However, the ‘arava’ does have intrinsic value, for it possesses a tremendous growth force. If a large willow tree is pruned in the month of Nisan (spring), by Tishrei (fall) it will return to its fullness.
In this respect, the ‘arava’ reflects tremendous vitality in this world. And amongst the nation of Israel, Jews likened to the ‘arava’ express the idea that ‘derch eretz’ (good manners) precedes the Torah, for although they do not engage in Torah study and mitzvoth, nevertheless, they act civilly and are productive individuals.
By virtue of their natural vitality, the Torah scholars and righteous people are strengthened in their work. And from this very same natural vitality, new Torah scholars and active individuals sprout amongst the Jewish nation, as we have witnessed numerous times, that important Torah scholars and achiever’s have come from simple families.
Therefore, it is essential to take the ‘arava’ amongst the four species. And thus we learn that only through unity of all the resources can the Jewish nation fulfill its mission – to perfect the world through the word of God.
‘Arava’: Our Matriarch Rachel
The ‘arava’ alludes to beauty and the natural, practical forces in the world, and when watered properly, it grows strongly; on the other hand, if it is not attached to water, it quickly withers.
In a similar way, the Sages likened the ‘arava’ to the Matriarch Rachel and Yosef Ha’Tzaddik, for on the one hand, both of them died relatively young, and had difficulties finding full expression in the Jewish nation; on the other hand, their vitality, beauty, and practical talents sustained ‘Am Yisrael’.
In the merit of Rachel, all the Tribes were born, and in the merit of Yosef, Israel survived the famine and exile in Egypt.
The task of the ‘arava’ Jews is extremely difficult. They are required to reveal the holiness contained within everyday-life in this, material world. Unlike the ‘lulav’ Jews who engage in Torah and the ‘haddas’ Jews who fulfill mitzvoth, the ‘arava’ Jews are engaged in the regular duties of this world, “down to earth” – and to reveal holiness there, is no simple task.
Therefore, in the meantime, they are fruitless and seem empty, but the vitality within them expresses high aspirations.
And in the future, when the world is filled with the knowledge of God, and even on the bells of the horses shall there be inscribed ‘Holiness to the Lord’ (Zechariah 14), and non-bearing fruit trees in the Land of Israel will give-off fruit (Tractate Ketubot 12b), the high virtue of the ‘arava’ Jews will be revealed.

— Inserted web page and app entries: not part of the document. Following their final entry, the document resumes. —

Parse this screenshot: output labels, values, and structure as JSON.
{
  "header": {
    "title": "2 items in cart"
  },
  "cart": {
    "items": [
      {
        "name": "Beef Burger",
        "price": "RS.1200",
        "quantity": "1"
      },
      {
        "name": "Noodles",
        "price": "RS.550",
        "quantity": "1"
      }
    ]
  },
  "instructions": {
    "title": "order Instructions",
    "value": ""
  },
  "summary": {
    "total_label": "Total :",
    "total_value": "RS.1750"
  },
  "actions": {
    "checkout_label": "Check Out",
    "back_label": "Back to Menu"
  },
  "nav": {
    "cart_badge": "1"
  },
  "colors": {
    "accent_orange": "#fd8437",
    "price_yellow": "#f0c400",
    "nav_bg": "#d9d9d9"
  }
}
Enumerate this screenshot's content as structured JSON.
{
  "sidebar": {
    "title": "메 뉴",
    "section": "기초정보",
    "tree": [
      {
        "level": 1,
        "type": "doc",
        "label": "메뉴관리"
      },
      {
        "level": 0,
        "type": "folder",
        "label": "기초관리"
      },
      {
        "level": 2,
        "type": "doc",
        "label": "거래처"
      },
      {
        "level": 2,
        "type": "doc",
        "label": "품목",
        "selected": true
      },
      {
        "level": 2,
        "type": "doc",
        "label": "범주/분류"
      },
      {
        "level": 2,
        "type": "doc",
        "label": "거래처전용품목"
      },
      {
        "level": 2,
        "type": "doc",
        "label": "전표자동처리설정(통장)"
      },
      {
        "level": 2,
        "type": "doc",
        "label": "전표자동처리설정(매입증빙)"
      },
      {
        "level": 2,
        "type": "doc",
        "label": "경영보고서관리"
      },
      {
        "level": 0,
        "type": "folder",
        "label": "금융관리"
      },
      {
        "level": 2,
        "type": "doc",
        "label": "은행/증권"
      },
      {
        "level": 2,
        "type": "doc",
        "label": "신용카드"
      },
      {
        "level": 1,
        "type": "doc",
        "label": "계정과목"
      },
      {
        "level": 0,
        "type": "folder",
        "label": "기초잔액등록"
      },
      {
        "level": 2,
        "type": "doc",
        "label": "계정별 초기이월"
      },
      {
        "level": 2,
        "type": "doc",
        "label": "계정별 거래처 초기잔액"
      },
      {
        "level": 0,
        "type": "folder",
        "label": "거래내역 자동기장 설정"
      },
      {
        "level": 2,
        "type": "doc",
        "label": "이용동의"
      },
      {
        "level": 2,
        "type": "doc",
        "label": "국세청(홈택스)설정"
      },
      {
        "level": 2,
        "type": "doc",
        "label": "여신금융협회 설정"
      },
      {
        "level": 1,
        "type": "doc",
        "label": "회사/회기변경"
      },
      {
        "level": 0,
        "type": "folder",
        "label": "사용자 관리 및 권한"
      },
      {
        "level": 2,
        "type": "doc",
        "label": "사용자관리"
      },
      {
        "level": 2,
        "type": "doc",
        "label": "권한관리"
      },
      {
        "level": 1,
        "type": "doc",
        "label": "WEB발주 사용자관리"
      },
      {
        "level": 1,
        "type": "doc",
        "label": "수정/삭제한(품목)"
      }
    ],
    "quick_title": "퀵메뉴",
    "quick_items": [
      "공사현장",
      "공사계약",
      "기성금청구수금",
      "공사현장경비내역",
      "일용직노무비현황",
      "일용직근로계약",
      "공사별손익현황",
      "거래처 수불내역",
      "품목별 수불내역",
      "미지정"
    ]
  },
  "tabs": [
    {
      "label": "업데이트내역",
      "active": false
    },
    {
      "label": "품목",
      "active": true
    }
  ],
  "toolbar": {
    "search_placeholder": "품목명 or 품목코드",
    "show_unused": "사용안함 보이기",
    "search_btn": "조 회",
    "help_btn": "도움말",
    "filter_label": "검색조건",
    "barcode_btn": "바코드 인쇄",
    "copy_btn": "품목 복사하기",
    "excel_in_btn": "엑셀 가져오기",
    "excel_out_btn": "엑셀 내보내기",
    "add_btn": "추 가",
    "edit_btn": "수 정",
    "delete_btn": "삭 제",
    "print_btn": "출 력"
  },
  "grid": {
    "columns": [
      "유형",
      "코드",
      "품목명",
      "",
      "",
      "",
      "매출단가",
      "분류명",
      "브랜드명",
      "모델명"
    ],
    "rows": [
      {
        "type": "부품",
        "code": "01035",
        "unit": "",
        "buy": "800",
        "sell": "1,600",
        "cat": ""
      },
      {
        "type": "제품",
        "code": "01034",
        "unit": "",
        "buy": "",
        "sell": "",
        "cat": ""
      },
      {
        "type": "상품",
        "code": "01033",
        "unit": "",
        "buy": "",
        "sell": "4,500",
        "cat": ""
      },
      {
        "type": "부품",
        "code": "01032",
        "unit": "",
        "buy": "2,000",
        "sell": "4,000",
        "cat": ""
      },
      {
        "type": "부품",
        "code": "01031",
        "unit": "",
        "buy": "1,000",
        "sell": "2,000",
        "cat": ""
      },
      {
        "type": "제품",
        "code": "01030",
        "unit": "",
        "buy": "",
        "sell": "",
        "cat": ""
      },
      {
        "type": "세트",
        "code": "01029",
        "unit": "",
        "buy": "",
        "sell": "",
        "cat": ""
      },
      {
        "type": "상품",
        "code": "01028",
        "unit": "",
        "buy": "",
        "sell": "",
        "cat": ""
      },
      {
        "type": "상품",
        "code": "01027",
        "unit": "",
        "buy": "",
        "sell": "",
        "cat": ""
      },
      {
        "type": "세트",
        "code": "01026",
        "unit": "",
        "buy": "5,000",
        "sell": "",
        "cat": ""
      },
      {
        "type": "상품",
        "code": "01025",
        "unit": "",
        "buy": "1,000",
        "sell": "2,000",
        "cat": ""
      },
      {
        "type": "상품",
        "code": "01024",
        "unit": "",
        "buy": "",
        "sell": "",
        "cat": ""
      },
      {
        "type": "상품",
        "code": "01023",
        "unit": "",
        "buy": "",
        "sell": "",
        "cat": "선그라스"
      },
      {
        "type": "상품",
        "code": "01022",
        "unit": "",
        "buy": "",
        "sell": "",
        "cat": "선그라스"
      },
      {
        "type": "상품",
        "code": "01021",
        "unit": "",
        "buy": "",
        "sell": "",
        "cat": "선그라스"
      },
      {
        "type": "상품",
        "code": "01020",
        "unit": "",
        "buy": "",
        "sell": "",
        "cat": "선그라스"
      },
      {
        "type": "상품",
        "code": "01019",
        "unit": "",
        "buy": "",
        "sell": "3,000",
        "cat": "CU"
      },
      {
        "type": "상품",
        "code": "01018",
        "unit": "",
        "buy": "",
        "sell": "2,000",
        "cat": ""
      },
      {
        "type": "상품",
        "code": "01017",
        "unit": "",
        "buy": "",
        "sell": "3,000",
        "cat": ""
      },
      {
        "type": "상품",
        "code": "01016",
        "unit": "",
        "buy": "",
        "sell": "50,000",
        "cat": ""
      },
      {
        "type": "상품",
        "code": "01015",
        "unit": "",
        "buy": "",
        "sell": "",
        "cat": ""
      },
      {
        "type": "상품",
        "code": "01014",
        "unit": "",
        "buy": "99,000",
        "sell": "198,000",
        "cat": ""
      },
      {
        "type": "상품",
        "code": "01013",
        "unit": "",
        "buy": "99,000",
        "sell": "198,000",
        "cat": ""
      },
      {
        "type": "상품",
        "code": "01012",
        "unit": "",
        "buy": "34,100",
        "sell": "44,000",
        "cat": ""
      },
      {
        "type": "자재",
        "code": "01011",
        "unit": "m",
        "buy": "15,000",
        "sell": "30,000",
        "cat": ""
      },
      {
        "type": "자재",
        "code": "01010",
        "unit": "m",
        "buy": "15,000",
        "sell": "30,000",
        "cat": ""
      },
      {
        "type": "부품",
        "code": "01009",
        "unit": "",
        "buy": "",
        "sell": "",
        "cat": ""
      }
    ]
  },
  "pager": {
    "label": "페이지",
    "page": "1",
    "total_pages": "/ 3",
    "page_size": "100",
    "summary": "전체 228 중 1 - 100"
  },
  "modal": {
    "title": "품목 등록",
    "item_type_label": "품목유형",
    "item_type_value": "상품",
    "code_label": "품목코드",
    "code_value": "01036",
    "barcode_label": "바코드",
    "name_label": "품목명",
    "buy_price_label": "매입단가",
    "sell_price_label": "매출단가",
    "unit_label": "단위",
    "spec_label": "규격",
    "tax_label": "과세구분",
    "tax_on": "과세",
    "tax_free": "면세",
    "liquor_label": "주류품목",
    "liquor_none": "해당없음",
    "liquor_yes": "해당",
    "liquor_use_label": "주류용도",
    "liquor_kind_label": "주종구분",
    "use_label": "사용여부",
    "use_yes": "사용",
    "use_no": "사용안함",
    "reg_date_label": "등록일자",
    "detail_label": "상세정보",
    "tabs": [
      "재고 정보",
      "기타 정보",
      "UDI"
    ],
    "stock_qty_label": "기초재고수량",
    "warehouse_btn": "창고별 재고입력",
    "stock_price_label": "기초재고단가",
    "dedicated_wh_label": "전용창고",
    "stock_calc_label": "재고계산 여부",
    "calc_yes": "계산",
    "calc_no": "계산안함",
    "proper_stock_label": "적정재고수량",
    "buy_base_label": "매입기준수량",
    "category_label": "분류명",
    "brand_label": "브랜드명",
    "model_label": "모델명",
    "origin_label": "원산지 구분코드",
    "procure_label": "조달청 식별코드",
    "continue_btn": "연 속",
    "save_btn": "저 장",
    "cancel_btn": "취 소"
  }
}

We Must Never Separate
In the meantime, it is forbidden to take leave of the ‘aravot’ – firstly, so they don’t fall and get lost amongst the nations, and secondly – if they are missing from the Jewish nation, who will fulfill the great vision of revealing the word of God in this, material world?
It is precisely the ‘arava’ Jews, like Rachel and Yosef Ha’Tzaddik, who, upon connecting to the holy, will merit revealing the holiness in the natural, physical life — in beauty, and in all the talents revealed in the life of this world.